I'm just wondering what parallel transport in the plane mean. I drew the following picture: Attachment 20642

So does Parallel Transport say that a=a* and b=b*?

Any help would be greately appreciated. - January 30th 2011, 06:13 PMdwsmith
- January 31st 2011, 10:27 AMstatmajor
I'm trying to prove that a=a* and b=b* using only the fact that the sum of the interior angles of a triangle is 180 degrees.

In my diagram, there are 2 triangles: ABC and A*B*C

a + b + c = 180 and a* + b* + c =180 (a,b,a*,b,c are angles)

since both equations equal to 180, I equate them to each other and subtract angle c from both sides to get:

a + b = a* + b*.

I'm stuck here. I proved that their sum is the same, but not the angles. Do you have any suggestions? - January 31st 2011, 10:57 AMdwsmith
- January 31st 2011, 12:21 PMstatmajor
Yes, it is.

- January 31st 2011, 01:52 PMdwsmith
- January 31st 2011, 01:54 PMstatmajor
What if I didn't know that the two lines were parallel?

What I'm tring to prove is that angles are congruent (using only the fact that the sum of the interior angles is 180). Would you know how?

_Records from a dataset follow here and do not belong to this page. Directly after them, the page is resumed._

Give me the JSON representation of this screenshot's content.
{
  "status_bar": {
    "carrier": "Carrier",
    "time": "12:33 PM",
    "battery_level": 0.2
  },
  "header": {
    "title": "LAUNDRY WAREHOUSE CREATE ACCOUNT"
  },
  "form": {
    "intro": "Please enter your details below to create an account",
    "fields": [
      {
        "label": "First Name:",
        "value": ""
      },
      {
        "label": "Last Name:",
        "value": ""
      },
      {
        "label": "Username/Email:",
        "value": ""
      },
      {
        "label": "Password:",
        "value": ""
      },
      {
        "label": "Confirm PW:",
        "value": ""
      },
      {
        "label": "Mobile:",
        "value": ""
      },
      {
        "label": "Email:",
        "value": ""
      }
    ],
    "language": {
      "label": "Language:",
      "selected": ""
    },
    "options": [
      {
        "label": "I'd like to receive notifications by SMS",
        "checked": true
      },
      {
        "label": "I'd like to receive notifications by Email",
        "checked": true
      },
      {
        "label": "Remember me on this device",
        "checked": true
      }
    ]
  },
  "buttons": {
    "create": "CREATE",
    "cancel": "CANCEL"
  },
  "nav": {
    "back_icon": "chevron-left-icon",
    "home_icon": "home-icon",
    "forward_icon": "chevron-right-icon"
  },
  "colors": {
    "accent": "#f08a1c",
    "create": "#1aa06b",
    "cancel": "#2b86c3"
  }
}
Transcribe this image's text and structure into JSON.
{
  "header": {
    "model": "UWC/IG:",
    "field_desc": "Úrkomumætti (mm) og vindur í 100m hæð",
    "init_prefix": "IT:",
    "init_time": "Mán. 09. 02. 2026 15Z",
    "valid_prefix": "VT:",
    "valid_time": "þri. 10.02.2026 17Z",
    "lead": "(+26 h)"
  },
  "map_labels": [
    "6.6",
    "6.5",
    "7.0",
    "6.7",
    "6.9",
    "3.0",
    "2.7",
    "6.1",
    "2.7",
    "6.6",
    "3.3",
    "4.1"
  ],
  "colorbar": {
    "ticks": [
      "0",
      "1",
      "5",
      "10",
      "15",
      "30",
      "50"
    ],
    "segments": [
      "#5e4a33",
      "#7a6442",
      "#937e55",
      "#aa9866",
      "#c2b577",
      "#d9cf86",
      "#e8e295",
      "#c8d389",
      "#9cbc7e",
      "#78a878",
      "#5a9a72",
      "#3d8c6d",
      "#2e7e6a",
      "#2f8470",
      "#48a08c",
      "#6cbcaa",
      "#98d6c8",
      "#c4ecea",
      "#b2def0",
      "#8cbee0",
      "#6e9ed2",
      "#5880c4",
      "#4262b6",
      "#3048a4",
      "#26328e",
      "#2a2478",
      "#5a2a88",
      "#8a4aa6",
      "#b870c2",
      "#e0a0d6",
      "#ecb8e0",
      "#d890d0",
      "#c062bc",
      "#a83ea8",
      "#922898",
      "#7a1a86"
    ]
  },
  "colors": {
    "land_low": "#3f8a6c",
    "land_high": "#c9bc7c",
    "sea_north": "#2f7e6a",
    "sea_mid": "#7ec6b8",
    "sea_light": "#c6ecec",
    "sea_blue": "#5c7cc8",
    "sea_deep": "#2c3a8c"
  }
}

I started what I thought was the correct method (my earlier post), but got stuck. - January 31st 2011, 01:56 PMdwsmith